- Data to examine
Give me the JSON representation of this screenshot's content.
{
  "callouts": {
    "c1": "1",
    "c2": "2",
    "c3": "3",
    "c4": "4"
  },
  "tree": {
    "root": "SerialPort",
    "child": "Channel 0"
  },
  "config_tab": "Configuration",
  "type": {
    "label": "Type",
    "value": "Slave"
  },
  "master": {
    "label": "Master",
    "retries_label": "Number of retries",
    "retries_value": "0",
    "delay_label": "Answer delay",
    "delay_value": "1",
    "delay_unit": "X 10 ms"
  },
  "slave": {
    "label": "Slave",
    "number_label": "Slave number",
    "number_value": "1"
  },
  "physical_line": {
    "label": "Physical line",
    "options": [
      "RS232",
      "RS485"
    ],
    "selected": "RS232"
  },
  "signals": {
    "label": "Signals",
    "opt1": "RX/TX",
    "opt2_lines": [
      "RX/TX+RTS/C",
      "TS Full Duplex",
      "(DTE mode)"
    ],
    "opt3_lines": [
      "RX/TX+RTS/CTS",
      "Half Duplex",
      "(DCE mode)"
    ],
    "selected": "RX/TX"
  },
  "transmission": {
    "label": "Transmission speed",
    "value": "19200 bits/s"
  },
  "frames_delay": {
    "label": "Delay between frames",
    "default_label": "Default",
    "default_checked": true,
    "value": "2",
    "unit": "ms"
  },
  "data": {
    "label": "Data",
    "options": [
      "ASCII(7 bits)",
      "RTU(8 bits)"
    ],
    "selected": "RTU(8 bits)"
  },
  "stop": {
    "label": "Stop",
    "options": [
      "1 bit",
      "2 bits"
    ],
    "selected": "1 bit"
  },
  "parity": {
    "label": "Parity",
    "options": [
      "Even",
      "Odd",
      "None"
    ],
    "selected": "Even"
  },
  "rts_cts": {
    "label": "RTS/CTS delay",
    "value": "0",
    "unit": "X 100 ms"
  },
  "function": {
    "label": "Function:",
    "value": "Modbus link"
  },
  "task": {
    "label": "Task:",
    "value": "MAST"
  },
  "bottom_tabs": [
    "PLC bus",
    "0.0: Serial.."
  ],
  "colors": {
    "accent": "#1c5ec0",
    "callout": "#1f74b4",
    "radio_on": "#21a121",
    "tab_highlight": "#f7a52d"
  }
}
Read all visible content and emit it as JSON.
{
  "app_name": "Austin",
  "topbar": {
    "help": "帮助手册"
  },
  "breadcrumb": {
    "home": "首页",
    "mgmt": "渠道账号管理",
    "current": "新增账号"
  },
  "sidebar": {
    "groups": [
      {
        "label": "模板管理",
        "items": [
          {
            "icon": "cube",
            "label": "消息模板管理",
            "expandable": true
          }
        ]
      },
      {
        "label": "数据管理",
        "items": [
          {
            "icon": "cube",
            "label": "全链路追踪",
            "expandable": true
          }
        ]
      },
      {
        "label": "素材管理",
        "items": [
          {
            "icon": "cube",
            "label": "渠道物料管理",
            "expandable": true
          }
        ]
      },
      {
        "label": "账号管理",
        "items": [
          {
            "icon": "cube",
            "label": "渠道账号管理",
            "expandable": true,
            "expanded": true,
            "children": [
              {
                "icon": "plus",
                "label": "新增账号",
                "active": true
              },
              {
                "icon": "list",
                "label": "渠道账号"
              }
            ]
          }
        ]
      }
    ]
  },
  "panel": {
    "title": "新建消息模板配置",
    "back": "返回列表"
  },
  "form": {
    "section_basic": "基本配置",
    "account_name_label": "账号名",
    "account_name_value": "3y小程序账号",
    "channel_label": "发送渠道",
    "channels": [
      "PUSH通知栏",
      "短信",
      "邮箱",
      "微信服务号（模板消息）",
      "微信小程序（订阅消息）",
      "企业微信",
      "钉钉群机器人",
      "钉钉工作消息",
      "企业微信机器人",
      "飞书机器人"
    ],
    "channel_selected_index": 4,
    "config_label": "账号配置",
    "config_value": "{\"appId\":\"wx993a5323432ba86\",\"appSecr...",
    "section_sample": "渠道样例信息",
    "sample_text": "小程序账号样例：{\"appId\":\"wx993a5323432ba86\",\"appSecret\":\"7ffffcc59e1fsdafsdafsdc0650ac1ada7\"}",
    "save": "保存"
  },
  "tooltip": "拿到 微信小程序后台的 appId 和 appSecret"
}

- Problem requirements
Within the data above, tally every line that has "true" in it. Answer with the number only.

- Result
7